As a diver you will be doing a lot of your diving from boats and maybe even be visiting some shipwrecks. It’s time for you to know the proper terms used for parts of a boat. This will make it easier for you to understand dive briefings, plan dives on wrecks and impress your dive buddies. So here’s some info to get you started…
What’s the pointy end called? That would be the BOW. The bow is the front end of the boat but is not necessarily always pointy. This is commonly where the anchor or mooring line will be attached to the dive boat.
Often divers will use the anchor or mooring line for reference on their ascent and descent so it is commonly used as a meeting point to start the dive. So now you’ll know where to go when the divemater says “meet at the bow”.
The back of the boat is the STERN. On many dive boats this is where you’ll be entering/exiting the water. The actual piece of material (wood, fiberglass, aluminum) that closes the stern of a boat is TRANSOM. This is normally where you will find the name of the vessel.
The watertight body of the boat is the HULL.
When discussing locations on a boat towards the bow (front) or stern (back) of a boat you’ll use the terms FORE and AFT. I think it’s pretty easy to remember fore since it sounds like forward. There’s also PORT and STARBOARD which refer to the left or right side of a boat when standing on it looking towards the bow.

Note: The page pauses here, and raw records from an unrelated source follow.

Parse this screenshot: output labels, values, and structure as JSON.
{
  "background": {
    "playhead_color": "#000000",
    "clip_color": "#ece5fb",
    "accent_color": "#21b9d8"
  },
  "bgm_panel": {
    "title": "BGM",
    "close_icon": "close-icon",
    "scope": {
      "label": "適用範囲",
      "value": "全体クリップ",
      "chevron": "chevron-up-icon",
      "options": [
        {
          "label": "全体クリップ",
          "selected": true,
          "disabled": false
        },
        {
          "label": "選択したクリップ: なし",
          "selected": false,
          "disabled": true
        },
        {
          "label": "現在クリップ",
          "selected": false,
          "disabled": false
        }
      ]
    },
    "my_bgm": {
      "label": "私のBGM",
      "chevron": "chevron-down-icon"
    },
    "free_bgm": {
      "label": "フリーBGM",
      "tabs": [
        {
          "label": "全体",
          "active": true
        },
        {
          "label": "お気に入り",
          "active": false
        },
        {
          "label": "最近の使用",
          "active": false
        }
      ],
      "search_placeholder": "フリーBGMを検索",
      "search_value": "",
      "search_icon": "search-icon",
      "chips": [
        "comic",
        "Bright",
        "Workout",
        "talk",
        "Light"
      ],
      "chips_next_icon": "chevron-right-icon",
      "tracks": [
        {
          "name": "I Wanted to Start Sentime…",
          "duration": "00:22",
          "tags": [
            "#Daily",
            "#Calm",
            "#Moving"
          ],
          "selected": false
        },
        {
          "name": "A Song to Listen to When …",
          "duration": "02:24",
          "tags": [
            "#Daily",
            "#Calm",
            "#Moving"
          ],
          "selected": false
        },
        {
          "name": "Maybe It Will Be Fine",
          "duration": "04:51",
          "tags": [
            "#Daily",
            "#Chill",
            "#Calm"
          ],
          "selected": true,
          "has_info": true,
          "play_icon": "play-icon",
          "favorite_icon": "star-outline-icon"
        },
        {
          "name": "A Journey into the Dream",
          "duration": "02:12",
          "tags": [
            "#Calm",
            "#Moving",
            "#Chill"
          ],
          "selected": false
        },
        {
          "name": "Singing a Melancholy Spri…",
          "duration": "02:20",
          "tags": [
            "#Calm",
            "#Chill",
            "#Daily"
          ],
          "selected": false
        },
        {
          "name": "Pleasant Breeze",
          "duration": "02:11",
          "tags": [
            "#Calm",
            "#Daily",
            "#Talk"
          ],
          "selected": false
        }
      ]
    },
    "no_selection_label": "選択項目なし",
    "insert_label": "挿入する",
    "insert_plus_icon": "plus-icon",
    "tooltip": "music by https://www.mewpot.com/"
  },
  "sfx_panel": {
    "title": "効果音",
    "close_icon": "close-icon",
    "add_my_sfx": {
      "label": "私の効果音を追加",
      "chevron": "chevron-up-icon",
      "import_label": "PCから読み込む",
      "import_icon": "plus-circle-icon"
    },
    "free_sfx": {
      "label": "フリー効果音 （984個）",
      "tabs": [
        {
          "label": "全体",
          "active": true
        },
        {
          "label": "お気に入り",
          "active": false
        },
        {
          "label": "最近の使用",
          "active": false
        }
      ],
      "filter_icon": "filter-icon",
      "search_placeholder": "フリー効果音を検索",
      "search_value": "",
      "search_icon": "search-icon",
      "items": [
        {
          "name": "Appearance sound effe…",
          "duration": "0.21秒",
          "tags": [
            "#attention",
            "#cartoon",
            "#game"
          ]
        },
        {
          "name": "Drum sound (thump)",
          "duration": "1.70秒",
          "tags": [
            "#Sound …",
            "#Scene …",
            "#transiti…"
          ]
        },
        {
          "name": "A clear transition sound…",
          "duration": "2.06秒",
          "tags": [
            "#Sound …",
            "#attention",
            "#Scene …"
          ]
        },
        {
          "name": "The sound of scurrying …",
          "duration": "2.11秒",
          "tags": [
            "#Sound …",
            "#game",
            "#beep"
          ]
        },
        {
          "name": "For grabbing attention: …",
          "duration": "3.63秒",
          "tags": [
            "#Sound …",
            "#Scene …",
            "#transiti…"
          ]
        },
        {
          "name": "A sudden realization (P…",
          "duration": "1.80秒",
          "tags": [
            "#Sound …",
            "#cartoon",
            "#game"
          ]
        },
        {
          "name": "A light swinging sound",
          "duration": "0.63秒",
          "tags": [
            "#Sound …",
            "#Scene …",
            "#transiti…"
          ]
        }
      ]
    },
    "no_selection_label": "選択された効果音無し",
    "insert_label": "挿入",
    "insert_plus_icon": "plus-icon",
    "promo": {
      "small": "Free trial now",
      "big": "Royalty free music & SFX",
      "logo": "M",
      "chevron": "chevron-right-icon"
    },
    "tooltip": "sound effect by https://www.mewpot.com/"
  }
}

The term starboard comes from the days before ships had rudders on their centerline. Back then they had a large “oar” used the steer the boat. Steering would be done from stern of the vessel but since most people were right handed they would stand and steer with the large oar on the right side of the boat. The word starboard comes from Old English steorbord, literally meaning the side on which the ship is steered. Now since this large oar was on the right side of the boat they needed to come to port on the left side of the boat. Making the left side the “port side”.
Where’s the kitchen? There is no kitchen on a boat, it’s the GALLEY. If you’re looking for the toilet it’s called the HEAD. I read once that on old ships that didn’t have toilets sailors would relieve themselves on either side of the bow where the figurehead was fastened. Visiting the figurehead was then shortened to going to the head. No wonder she doesn’t look very happy.
Know some other boat terms that divers should know? Comment and leave them here for everyone to learn.